Marlborough Family Education Centre in London has found a novel use for heart rate monitors, normally used in sports training, for child and family therapy to help children at risk of exclusion from school identify triggers to problem behaviour.
The Hearts on their Sleeves project relies on the information generated by a belt worn around the child's chest which wirelessly transmits data to a wristwatch-type monitor. An alarm alerts the child to a rising heart rate which helps him or her identify triggers for violent or aggressive outbursts or mood swings.
They were initially introduced as some children understand the anger cycle identified in traditional 'talking cures' but find it hard to put into practice. The monitors are an early warning system that then allows children to put into practice other defusal methods. The information from the monitors helps the team build up an in-depth picture of trigger points.

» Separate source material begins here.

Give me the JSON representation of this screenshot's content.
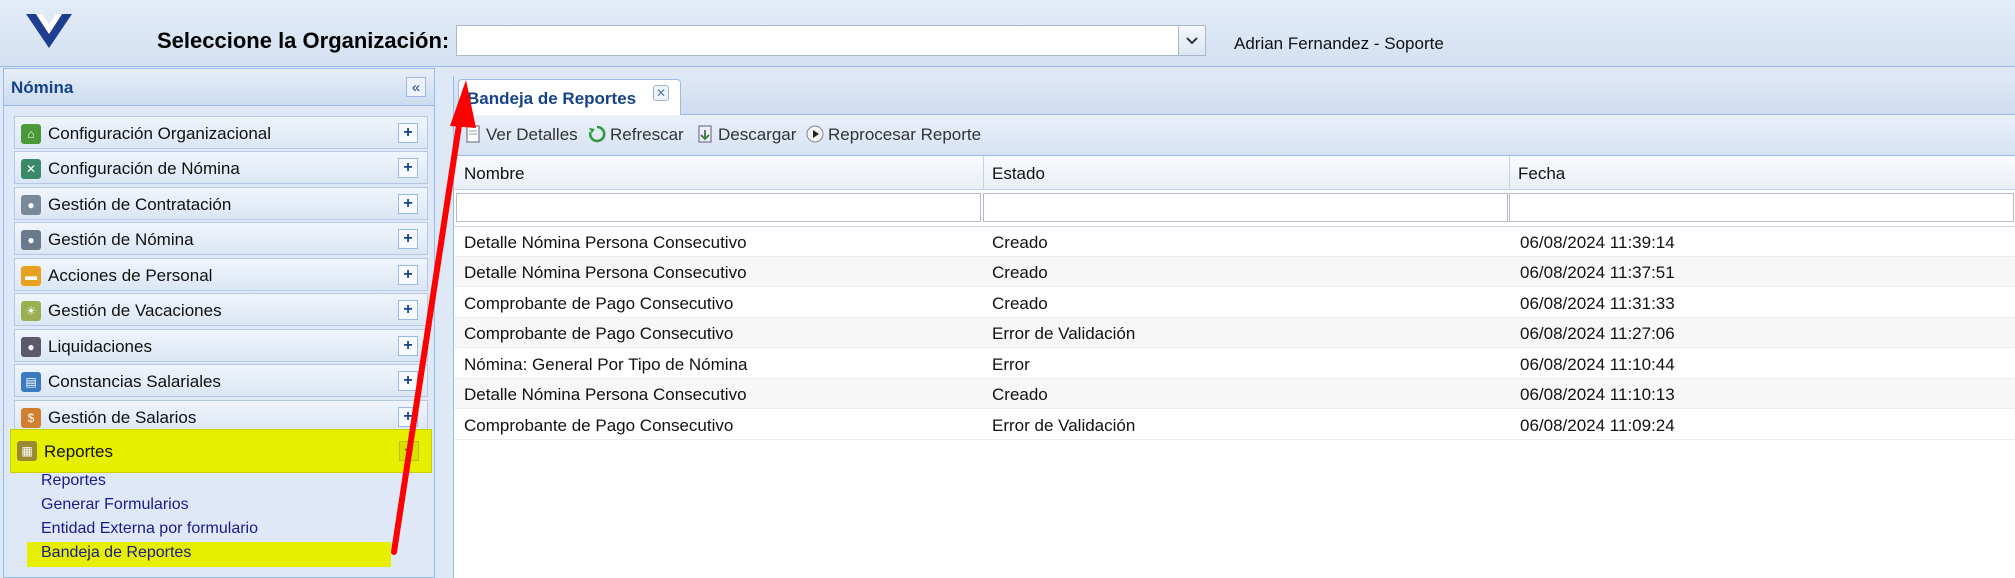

Such 'biofeedback' techniques have been used for conditions such as headaches, epilepsy, digestive disorders and high and low blood pressure. This is the first time that they have been used in a therapeutic and school setting. It is said they can provide individuals with a kind of sixth sense, or an extra window into their bodies and minds.

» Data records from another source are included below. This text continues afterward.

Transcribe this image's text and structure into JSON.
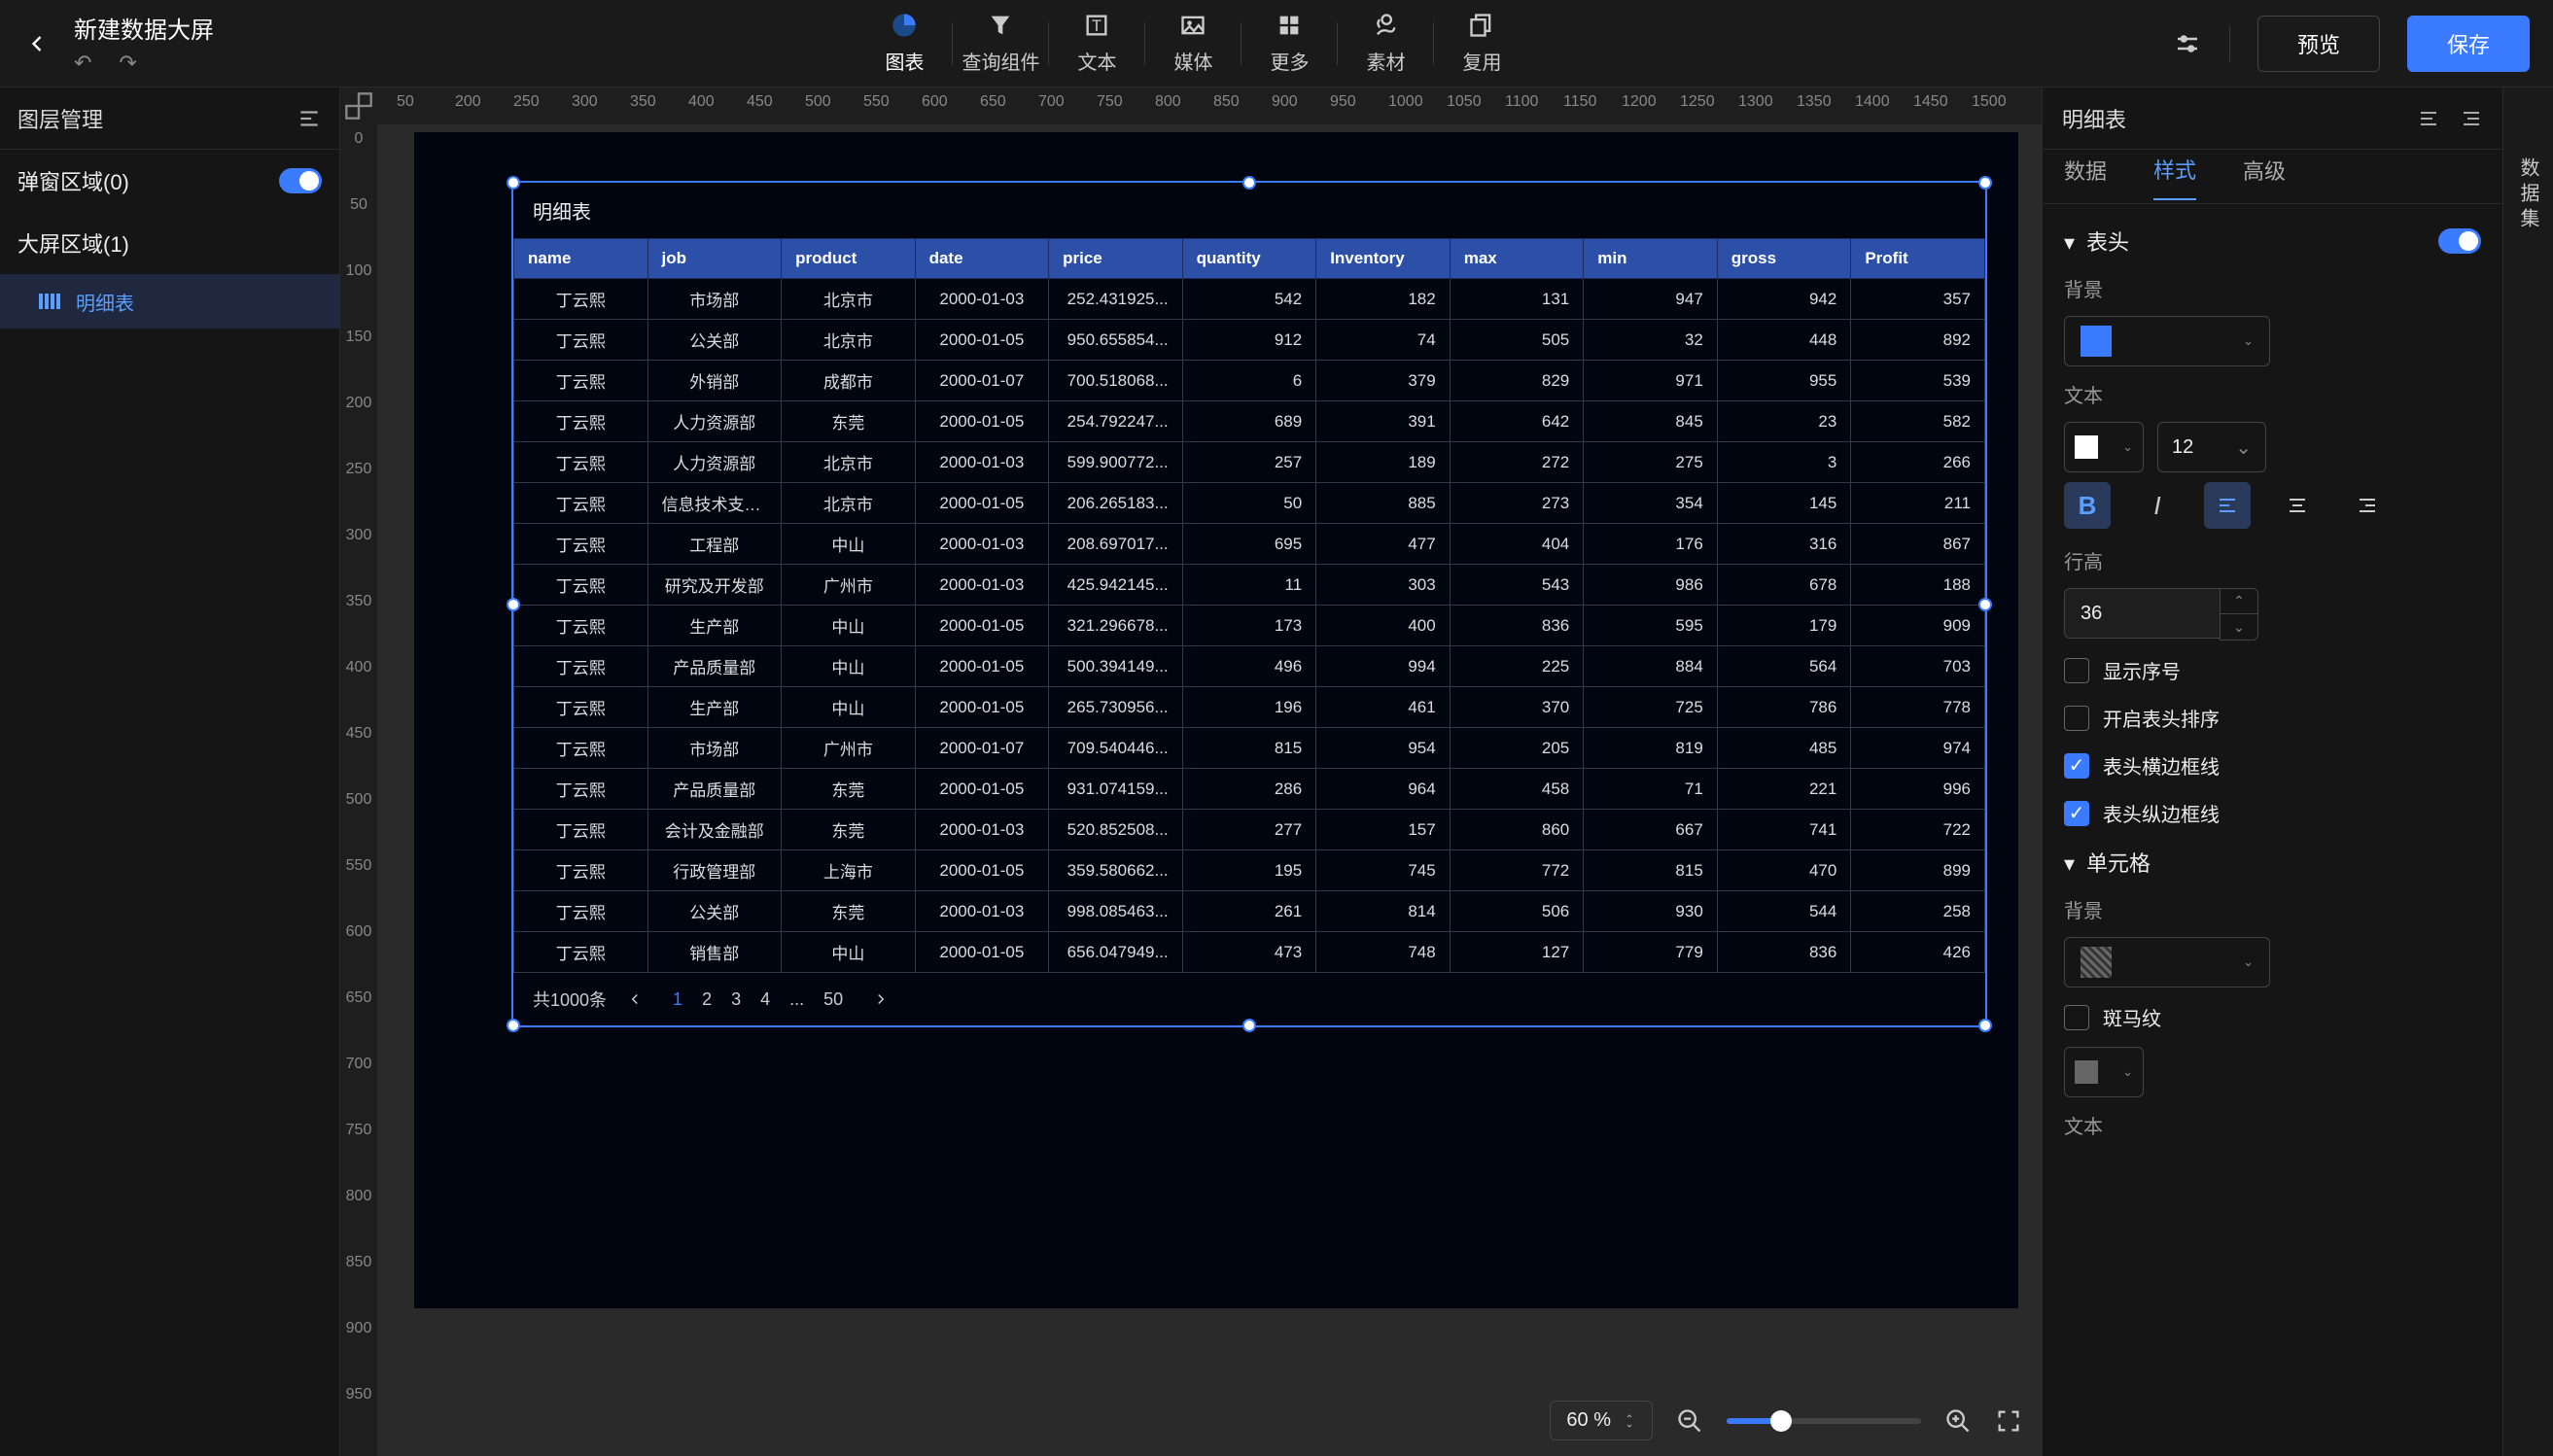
{
  "doc": {
    "title": "新建数据大屏"
  },
  "toolbar": {
    "tools": [
      "图表",
      "查询组件",
      "文本",
      "媒体",
      "更多",
      "素材",
      "复用"
    ],
    "active": 0,
    "preview": "预览",
    "save": "保存"
  },
  "left": {
    "title": "图层管理",
    "popup_area": "弹窗区域(0)",
    "screen_area": "大屏区域(1)",
    "layer_name": "明细表"
  },
  "widget": {
    "title": "明细表",
    "headers": [
      "name",
      "job",
      "product",
      "date",
      "price",
      "quantity",
      "Inventory",
      "max",
      "min",
      "gross",
      "Profit"
    ],
    "rows": [
      [
        "丁云熙",
        "市场部",
        "北京市",
        "2000-01-03",
        "252.431925...",
        "542",
        "182",
        "131",
        "947",
        "942",
        "357"
      ],
      [
        "丁云熙",
        "公关部",
        "北京市",
        "2000-01-05",
        "950.655854...",
        "912",
        "74",
        "505",
        "32",
        "448",
        "892"
      ],
      [
        "丁云熙",
        "外销部",
        "成都市",
        "2000-01-07",
        "700.518068...",
        "6",
        "379",
        "829",
        "971",
        "955",
        "539"
      ],
      [
        "丁云熙",
        "人力资源部",
        "东莞",
        "2000-01-05",
        "254.792247...",
        "689",
        "391",
        "642",
        "845",
        "23",
        "582"
      ],
      [
        "丁云熙",
        "人力资源部",
        "北京市",
        "2000-01-03",
        "599.900772...",
        "257",
        "189",
        "272",
        "275",
        "3",
        "266"
      ],
      [
        "丁云熙",
        "信息技术支持部",
        "北京市",
        "2000-01-05",
        "206.265183...",
        "50",
        "885",
        "273",
        "354",
        "145",
        "211"
      ],
      [
        "丁云熙",
        "工程部",
        "中山",
        "2000-01-03",
        "208.697017...",
        "695",
        "477",
        "404",
        "176",
        "316",
        "867"
      ],
      [
        "丁云熙",
        "研究及开发部",
        "广州市",
        "2000-01-03",
        "425.942145...",
        "11",
        "303",
        "543",
        "986",
        "678",
        "188"
      ],
      [
        "丁云熙",
        "生产部",
        "中山",
        "2000-01-05",
        "321.296678...",
        "173",
        "400",
        "836",
        "595",
        "179",
        "909"
      ],
      [
        "丁云熙",
        "产品质量部",
        "中山",
        "2000-01-05",
        "500.394149...",
        "496",
        "994",
        "225",
        "884",
        "564",
        "703"
      ],
      [
        "丁云熙",
        "生产部",
        "中山",
        "2000-01-05",
        "265.730956...",
        "196",
        "461",
        "370",
        "725",
        "786",
        "778"
      ],
      [
        "丁云熙",
        "市场部",
        "广州市",
        "2000-01-07",
        "709.540446...",
        "815",
        "954",
        "205",
        "819",
        "485",
        "974"
      ],
      [
        "丁云熙",
        "产品质量部",
        "东莞",
        "2000-01-05",
        "931.074159...",
        "286",
        "964",
        "458",
        "71",
        "221",
        "996"
      ],
      [
        "丁云熙",
        "会计及金融部",
        "东莞",
        "2000-01-03",
        "520.852508...",
        "277",
        "157",
        "860",
        "667",
        "741",
        "722"
      ],
      [
        "丁云熙",
        "行政管理部",
        "上海市",
        "2000-01-05",
        "359.580662...",
        "195",
        "745",
        "772",
        "815",
        "470",
        "899"
      ],
      [
        "丁云熙",
        "公关部",
        "东莞",
        "2000-01-03",
        "998.085463...",
        "261",
        "814",
        "506",
        "930",
        "544",
        "258"
      ],
      [
        "丁云熙",
        "销售部",
        "中山",
        "2000-01-05",
        "656.047949...",
        "473",
        "748",
        "127",
        "779",
        "836",
        "426"
      ]
    ],
    "pager": {
      "total": "共1000条",
      "pages": [
        "1",
        "2",
        "3",
        "4",
        "...",
        "50"
      ],
      "current": 0
    }
  },
  "zoom": {
    "value": "60 %"
  },
  "right": {
    "title": "明细表",
    "tabs": [
      "数据",
      "样式",
      "高级"
    ],
    "active": 1,
    "sect_header": "表头",
    "bg_label": "背景",
    "text_label": "文本",
    "font_size": "12",
    "line_height_label": "行高",
    "line_height_value": "36",
    "chk_show_index": "显示序号",
    "chk_enable_sort": "开启表头排序",
    "chk_h_border": "表头横边框线",
    "chk_v_border": "表头纵边框线",
    "sect_cell": "单元格",
    "chk_zebra": "斑马纹",
    "header_swatch": "#3a7bff",
    "text_swatch": "#ffffff",
    "cell_swatch": "#666666"
  },
  "rside": {
    "dataset": "数据集"
  },
  "hruler_ticks": [
    "50",
    "200",
    "250",
    "300",
    "350",
    "400",
    "450",
    "500",
    "550",
    "600",
    "650",
    "700",
    "750",
    "800",
    "850",
    "900",
    "950",
    "1000",
    "1050",
    "1100",
    "1150",
    "1200",
    "1250",
    "1300",
    "1350",
    "1400",
    "1450",
    "1500"
  ],
  "vruler_ticks": [
    "0",
    "50",
    "100",
    "150",
    "200",
    "250",
    "300",
    "350",
    "400",
    "450",
    "500",
    "550",
    "600",
    "650",
    "700",
    "750",
    "800",
    "850",
    "900",
    "950"
  ]
}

Twenty-nine pupils and their parents have participated in a pilot project so far at the Westminster-based centre, which works with children with high-level emotional and behavioural difficulties.

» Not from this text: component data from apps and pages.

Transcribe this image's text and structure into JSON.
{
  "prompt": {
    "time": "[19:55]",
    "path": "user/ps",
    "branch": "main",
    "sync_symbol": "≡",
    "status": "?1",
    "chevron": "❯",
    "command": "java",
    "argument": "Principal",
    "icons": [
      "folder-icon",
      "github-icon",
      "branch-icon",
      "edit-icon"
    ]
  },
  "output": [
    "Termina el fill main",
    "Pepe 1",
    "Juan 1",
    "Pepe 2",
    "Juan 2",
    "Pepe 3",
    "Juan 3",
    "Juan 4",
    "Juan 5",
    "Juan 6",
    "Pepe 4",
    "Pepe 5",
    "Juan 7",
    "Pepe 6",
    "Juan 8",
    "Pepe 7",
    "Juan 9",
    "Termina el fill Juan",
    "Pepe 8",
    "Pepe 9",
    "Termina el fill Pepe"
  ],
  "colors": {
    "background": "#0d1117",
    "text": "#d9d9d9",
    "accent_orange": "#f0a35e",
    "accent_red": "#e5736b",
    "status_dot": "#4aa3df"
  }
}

Parents and teachers report that the monitors have increased children's self-control. One parent said: "The heart rate monitors served as a reminder about how children may be calm on the outside of their body, but on the inside it may be a different story altogether."